» THE PROBLEM: In the entries below, every line that contains "mins" must be located and copied.
━━━━━ DATA TO USE
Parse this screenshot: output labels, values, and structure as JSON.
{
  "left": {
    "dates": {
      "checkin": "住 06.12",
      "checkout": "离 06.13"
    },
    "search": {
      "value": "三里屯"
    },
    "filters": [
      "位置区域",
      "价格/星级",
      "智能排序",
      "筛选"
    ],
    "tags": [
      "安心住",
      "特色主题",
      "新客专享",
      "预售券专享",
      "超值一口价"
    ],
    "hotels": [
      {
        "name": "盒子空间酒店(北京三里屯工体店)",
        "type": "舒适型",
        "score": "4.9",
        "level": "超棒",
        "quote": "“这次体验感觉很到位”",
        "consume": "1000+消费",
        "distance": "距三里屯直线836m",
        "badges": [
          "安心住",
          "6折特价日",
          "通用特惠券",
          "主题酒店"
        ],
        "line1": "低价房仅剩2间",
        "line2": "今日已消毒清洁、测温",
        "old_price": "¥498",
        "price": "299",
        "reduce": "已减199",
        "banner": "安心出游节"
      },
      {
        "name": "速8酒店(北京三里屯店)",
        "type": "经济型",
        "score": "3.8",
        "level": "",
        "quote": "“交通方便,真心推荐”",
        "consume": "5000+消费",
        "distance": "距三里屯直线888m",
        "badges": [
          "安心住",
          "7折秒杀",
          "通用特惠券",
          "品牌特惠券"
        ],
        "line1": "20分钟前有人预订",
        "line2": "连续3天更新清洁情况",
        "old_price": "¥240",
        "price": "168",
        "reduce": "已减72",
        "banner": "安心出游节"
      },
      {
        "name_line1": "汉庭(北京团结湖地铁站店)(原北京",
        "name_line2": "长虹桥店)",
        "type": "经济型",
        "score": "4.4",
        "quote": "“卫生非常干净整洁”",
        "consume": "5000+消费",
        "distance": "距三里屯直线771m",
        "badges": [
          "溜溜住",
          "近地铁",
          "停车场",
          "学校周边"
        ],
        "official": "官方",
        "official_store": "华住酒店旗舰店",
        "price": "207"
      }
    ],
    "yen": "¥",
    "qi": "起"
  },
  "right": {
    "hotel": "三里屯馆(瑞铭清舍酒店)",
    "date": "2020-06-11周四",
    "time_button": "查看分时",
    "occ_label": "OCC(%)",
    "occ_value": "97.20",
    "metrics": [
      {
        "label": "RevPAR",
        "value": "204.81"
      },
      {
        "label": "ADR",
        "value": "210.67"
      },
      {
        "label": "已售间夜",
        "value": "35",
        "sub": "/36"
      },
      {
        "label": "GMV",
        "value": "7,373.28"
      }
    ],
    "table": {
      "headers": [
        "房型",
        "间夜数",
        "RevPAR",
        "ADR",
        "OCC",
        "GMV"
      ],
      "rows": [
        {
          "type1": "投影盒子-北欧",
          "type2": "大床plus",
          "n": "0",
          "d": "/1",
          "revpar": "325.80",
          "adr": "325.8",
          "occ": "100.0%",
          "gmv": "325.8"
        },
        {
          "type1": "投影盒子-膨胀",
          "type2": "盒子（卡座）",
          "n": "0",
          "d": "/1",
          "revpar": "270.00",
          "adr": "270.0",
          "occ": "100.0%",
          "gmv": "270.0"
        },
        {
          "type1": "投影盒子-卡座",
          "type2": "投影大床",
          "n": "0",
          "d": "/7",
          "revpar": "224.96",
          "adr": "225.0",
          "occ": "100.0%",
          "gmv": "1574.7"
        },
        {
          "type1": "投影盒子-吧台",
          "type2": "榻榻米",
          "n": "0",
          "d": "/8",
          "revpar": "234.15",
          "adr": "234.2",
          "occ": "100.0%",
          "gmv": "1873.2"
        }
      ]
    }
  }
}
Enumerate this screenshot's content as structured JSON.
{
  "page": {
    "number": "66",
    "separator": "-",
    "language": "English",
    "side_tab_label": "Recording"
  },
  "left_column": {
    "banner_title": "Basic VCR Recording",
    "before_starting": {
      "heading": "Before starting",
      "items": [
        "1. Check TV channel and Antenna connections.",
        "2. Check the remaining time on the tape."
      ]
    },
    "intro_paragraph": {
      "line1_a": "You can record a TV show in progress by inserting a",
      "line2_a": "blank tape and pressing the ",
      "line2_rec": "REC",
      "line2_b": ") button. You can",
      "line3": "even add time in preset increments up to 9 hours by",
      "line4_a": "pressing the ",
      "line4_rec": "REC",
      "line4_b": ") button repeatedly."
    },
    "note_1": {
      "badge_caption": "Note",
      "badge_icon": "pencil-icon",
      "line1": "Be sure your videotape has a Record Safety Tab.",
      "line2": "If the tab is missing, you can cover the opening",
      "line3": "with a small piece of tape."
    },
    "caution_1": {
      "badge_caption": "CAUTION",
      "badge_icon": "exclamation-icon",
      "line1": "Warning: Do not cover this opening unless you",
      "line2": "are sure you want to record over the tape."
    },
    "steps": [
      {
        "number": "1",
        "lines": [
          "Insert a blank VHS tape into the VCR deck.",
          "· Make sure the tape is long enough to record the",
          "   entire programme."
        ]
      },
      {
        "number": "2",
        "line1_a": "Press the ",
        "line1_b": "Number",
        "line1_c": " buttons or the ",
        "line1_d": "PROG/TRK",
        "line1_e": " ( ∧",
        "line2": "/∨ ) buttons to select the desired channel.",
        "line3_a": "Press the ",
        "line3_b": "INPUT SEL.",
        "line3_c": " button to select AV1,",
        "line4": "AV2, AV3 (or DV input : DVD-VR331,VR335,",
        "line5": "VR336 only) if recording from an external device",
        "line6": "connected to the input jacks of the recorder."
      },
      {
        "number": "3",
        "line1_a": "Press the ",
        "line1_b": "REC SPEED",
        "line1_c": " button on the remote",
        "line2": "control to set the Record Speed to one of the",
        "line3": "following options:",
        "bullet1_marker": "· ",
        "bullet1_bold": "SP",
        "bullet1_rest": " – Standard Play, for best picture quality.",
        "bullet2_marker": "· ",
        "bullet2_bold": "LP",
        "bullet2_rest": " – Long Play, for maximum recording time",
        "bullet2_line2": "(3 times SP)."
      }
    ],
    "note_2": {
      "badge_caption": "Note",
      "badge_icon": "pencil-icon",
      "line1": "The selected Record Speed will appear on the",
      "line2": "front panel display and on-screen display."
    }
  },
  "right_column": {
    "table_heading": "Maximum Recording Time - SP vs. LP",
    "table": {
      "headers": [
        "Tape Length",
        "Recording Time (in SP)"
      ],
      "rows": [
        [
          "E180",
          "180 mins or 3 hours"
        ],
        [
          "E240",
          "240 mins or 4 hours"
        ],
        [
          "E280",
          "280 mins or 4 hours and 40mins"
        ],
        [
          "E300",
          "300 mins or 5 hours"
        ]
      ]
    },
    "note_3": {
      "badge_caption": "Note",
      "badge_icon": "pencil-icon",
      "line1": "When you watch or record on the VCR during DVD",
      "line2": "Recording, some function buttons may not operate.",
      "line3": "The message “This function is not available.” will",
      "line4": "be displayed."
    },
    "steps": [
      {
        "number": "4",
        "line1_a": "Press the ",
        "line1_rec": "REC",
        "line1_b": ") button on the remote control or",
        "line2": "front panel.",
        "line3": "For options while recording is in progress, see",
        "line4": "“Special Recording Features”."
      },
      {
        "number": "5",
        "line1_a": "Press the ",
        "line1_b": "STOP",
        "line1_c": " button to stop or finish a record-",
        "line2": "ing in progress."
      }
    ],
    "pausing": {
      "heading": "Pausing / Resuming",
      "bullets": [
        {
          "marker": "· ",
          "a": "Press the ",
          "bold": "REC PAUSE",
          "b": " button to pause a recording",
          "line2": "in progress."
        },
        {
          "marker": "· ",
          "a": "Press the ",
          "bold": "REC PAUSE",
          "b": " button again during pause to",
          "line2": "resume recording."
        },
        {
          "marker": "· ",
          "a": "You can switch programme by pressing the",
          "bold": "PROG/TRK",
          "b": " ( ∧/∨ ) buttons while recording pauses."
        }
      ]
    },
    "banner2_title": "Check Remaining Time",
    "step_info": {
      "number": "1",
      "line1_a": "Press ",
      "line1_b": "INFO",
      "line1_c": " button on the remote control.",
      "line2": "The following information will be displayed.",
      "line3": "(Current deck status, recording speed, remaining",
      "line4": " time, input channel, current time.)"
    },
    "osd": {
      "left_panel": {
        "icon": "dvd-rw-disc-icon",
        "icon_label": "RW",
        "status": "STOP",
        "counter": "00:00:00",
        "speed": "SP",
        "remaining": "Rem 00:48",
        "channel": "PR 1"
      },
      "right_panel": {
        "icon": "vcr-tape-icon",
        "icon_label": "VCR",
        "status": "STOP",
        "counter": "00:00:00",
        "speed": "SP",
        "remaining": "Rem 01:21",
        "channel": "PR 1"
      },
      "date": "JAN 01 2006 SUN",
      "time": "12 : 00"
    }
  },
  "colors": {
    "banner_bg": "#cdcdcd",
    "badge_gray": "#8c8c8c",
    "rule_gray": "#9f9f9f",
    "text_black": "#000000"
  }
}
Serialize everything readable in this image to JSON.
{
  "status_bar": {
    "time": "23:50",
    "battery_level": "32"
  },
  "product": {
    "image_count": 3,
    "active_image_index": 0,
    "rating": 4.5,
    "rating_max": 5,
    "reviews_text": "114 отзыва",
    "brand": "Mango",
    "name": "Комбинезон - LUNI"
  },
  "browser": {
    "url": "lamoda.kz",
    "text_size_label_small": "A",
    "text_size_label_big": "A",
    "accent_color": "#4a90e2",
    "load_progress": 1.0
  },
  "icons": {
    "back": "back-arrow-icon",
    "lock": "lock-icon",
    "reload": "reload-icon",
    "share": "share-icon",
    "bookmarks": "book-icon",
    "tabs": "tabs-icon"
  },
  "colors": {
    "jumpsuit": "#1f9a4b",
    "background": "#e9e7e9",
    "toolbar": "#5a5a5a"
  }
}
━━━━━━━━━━
» TASK ANSWER:
          "180 mins or 3 hours"
          "240 mins or 4 hours"
          "280 mins or 4 hours and 40mins"
          "300 mins or 5 hours"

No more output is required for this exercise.